Hi there play aficianado, let me introduce myself and how I came to be writing stories and curating information and images about playgrounds and play.
My given name is Alex Smith but just recently I’ve decided to go by an alter ego – Mr. PlayGroundology. I’ve taken to this renaming for a couple of reasons. First up, Suzanna from over at Pop-Up Adventure Playgrounds has been calling me that for the last little while and it has started to grow on me. Secondly, I hope it is inviting and playful and will give visitors pause for just long enough to consider clicking through the tab to see what’s inside (like you did perhaps).
Now about the playground thing, my father-in-law Raymond, three young kids in perpetual motion, a delicious 6-month parental leave and the Town of Sorel, Quebec introduced me to the playground trail in 2008. Raymond, a former PhysEd teacher knew all the best playgrounds in town and was only too happy to introduce us to them during a leisurely summer visit. We had lots of simple, squealing pleasure – fun on swings, slides and springy, climby things. It was all good to the last cry of ‘higher, higher’, or ‘catch me’….
Not only did Sorel have a lot of hang out, fun playgrounds for us but the town also listed them and provided their civic addresses on the their website. A quick check on the City of Halifax’s website showed no playground web presence. I thought a blog with photos and a Google map might have some legs and get me playing with social media. We got underway the next year and had a blast visiting playgrounds around the city. By the time that this local blog got eclipsed by PlayGroundology, we had visited and played in more than 60 of our hometown playgrounds over a period of three years.
Not even halfway through that first summer of local playground blogging, I was beginning to see that there was a whole lot more to this world of play than I had ever imagined. Those who love play love it a lot and I was quickly becoming an adult convert. It was wonderful to see people from many professional and societal backgrounds engaging in impassioned actions to promote the universal nature of play. There is a richness to discover everywhere that playing children are left to their own devices. This can be more pronounced in those spaces where adults have demonstrated empathy by taking the time, care and knowledge to create environments that lend themselves to adventure, exploration and the redefining of limits.
I wanted to learn about all those wonderful people who were designing great spaces for kids, who were encouraging communities to reconceptualize public play spaces. So in January 2010, I published my first PlayGroundology post on Tom Otterness’ Playground aka Manhattan’s Bronze Guy. I don’t really think there could have been a more apt beginning.
Five years, three hundred blog posts down the road, meet-ups with play people and good fun with my kids – it’s all a bit of an accidental dream come true. I have met fine people in Halifax, California, British Columbia, the Isle of Man, Scotland, England, Australia, New York City, Singapore and many other places. Without exception they have introduced me to new facets of the play dynamic.
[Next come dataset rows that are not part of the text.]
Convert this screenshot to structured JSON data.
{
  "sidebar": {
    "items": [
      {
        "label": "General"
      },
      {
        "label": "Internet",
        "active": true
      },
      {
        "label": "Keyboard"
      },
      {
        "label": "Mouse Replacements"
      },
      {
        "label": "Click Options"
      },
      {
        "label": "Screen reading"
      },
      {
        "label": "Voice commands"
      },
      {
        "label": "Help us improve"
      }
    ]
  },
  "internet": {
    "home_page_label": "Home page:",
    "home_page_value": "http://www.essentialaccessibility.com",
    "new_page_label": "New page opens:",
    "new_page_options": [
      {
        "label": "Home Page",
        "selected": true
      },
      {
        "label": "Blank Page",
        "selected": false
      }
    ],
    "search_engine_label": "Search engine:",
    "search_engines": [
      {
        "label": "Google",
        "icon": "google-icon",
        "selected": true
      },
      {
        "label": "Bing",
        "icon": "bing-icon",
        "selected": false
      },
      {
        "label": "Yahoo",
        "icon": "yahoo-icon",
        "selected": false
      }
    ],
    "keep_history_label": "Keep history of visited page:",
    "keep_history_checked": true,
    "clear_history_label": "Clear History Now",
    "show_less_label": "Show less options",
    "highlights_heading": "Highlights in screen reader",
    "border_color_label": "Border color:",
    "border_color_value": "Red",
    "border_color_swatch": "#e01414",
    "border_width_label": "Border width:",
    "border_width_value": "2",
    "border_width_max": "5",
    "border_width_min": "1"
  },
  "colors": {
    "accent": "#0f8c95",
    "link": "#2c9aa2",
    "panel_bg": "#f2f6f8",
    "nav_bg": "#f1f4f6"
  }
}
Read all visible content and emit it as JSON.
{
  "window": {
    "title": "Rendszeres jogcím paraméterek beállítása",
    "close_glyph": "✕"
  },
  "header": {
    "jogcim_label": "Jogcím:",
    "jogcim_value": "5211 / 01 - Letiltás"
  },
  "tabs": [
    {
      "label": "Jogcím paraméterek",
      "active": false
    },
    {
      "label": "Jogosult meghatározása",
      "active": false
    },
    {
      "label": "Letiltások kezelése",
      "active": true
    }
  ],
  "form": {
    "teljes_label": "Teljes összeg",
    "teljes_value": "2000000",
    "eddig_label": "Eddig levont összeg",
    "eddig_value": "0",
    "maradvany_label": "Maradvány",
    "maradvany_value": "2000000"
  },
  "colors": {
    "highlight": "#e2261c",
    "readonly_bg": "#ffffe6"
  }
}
These fellow play enthusiasts have also inspired me to go beyond the digital page and help create some play moments in my community. Watching kids play, making it up, creating their space triggered some very powerful emotions. It was joyful to see and hear, exhilarating to have helped make it happen.
More on loose parts play.
I have come to the conclusion that I’m in this for the long haul. I hope some of you will join me on occasion, drop in for a story about play. Many thanks to readers for their comments and suggestions. I am always open to guest bloggers, writers and photographers.
Before discovering this play vocation, I tried my hand at a number of things – an accidental farm labourer, glass factory box maker, a canada world youther, bilingual dishwasher, historic log church site refurbisher, demolition labourer, steward for the captain of an icebreaker, street theatre player, peace movement youth exchange coordinator, daycare and elementary school teacher, film festival publicist, unilingual dishwasher, proofreader, freelance broadcaster and writer, church and house painter, paper boy, tree planter, untested and unrequited poet, insulation installer, arts and culture administrator, weather data for broadcast seeker, technical translator, mopper of decks and cleaner of heads, built heritage researcher, conference centre cleaning and cooking staffer, national association communications director, federal and provincial public servant, night watchman in a small town park/playground.